Colonel Hayood's Report of Campaign of 1864. 436
the advance. I here discovered that the regiment which should have moved on my right was not there. In the density of the forest, I concluded it had temporarily gotten lost, and I gave no more thought to it. Under a destructive fire I attained the enemy's works, and drove him from them. He retired to a second line, keeping up a terrific fusilade, assisted by several pieces of artillery. The regiment alluded to a few lines back, was still missing, my men and ammunition almost exhausted I deemed it inexpedient to attempt anything further. I abandoned this position only when the troops on my left gave way, (there were none on my right during any part of the advance), and the enemy threatened to cut me off. No further attack was made during the day. I carried into action twenty-six officers and two hundred and thirty-five men; lost two (2) officers killed and three (3) wounded, eight (8) men killed and seventy-nine (79) wounded.
Slight skirmishing lasted during the jth and 8th ultimos. On the night of the latter day we took up the line of march for Spotsylvania Courthouse, which we reached early on the following morning after an exhaustive night march. Everything was gotten in readiness to attack the enemy, who had arrived here at the same time with us. We advanced, but failed to find him in the direction originally taken, when we changed front and pursued a course at right angles with the last. We shortly began skirmishing, which was kept up until night put a stop to it. On the next day we moved a short distance to the left, and erected a line of temporary works of fallen trees. On the morning of the loth the enemy assaulted our position, but was repulsed after a sharp contest of an hour and a half. My skir- mish line, slightly reinforced, held its position throughout the fight. More or less skirmishing occurred during the following day. On the 1 2th the enemy made a more determined attack, which was met with great gallantry by our men, and repulsed after several hours of hard fighting. The density of the woods, the smoke and other causes prevented me from ascertaining the moment of the enemy's withdrawal. I, therefore, advanced my skirmishers, assisted on my left by Captain Lyle, commanding Fifth South Carolina, and suc- ceeded in capturing seventeen or eighteen of the enemy. A few days later the enemy abandoned our front, when we were transferred to the right extremity of the army.

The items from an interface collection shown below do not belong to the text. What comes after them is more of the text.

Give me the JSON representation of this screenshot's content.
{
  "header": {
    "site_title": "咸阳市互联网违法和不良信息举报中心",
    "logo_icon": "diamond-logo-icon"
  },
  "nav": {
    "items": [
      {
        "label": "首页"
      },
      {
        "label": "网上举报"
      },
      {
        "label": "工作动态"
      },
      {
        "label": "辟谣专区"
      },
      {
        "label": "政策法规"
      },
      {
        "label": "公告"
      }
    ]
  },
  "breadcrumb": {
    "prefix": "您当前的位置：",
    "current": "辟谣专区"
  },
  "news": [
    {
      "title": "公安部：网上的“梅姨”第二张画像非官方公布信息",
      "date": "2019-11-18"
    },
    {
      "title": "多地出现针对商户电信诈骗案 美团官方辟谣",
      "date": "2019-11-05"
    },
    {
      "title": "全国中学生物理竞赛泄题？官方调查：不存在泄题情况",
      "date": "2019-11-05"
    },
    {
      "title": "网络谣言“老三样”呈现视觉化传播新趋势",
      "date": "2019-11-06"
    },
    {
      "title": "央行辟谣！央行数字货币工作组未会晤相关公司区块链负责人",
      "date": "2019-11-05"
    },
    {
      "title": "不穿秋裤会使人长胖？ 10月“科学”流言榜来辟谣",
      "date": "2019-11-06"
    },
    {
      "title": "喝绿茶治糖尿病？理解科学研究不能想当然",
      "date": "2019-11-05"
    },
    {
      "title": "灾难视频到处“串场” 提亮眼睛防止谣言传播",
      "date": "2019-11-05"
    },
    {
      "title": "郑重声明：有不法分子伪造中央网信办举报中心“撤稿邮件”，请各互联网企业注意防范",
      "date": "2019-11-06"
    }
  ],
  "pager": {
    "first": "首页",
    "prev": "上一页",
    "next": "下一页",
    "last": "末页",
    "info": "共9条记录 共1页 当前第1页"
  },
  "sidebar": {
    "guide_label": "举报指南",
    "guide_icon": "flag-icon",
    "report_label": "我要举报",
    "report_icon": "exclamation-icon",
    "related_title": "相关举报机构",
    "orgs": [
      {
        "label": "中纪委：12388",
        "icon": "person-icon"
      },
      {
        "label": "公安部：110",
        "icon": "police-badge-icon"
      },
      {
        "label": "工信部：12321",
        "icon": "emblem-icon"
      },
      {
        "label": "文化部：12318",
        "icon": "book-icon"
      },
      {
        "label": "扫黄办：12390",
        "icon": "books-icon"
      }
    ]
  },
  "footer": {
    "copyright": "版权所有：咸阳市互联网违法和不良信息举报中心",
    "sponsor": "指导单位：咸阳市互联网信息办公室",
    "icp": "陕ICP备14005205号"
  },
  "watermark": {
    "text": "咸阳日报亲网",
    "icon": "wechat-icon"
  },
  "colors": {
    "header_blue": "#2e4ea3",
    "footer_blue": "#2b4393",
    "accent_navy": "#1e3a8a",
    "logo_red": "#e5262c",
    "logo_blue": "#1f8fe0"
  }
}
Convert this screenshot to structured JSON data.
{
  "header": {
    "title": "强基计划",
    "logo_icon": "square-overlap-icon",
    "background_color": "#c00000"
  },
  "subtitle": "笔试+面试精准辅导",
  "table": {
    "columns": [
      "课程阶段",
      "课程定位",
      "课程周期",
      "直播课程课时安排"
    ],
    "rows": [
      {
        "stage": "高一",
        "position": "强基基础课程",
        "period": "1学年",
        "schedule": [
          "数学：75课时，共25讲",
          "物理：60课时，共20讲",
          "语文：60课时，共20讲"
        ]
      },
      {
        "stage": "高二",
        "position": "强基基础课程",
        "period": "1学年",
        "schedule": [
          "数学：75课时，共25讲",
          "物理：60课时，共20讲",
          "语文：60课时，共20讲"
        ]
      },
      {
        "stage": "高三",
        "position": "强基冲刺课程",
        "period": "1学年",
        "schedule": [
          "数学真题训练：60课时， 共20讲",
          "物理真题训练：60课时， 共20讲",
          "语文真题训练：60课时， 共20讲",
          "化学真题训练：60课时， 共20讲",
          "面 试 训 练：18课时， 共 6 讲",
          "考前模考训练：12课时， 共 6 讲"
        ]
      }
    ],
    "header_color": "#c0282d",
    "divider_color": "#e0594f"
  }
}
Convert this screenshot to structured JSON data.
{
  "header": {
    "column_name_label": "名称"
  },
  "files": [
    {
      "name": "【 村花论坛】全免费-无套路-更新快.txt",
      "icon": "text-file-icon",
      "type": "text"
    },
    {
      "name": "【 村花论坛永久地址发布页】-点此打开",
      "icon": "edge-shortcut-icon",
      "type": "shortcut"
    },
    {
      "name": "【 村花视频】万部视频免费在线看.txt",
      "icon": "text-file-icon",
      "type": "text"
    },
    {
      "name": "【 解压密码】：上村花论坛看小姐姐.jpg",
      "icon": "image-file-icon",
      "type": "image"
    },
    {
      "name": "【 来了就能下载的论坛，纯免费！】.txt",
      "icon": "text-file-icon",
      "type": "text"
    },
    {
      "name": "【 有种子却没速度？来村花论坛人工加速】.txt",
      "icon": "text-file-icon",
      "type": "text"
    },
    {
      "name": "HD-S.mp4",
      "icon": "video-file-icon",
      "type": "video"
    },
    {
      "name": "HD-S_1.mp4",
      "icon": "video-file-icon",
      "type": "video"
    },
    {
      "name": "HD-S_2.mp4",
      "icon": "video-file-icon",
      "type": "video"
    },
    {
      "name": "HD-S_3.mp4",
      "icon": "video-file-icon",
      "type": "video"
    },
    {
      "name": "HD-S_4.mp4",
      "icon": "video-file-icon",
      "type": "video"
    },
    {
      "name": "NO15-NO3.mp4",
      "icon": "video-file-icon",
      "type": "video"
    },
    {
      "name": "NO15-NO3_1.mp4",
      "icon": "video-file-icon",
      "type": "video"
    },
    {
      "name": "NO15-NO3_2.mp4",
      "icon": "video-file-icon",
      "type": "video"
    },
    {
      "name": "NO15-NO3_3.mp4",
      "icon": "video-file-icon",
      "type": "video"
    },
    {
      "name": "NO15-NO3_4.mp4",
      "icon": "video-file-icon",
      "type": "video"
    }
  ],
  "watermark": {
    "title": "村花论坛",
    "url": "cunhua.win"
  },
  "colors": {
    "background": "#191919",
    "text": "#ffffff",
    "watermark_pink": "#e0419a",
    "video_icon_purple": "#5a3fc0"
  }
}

Nothing worthy of report oc- curred here until the night of the iyth of May, when we evacuated our lines and moved in the direction of Hanover Junction. I began the action of Spotsylvania Courthouse with twenty-one officers and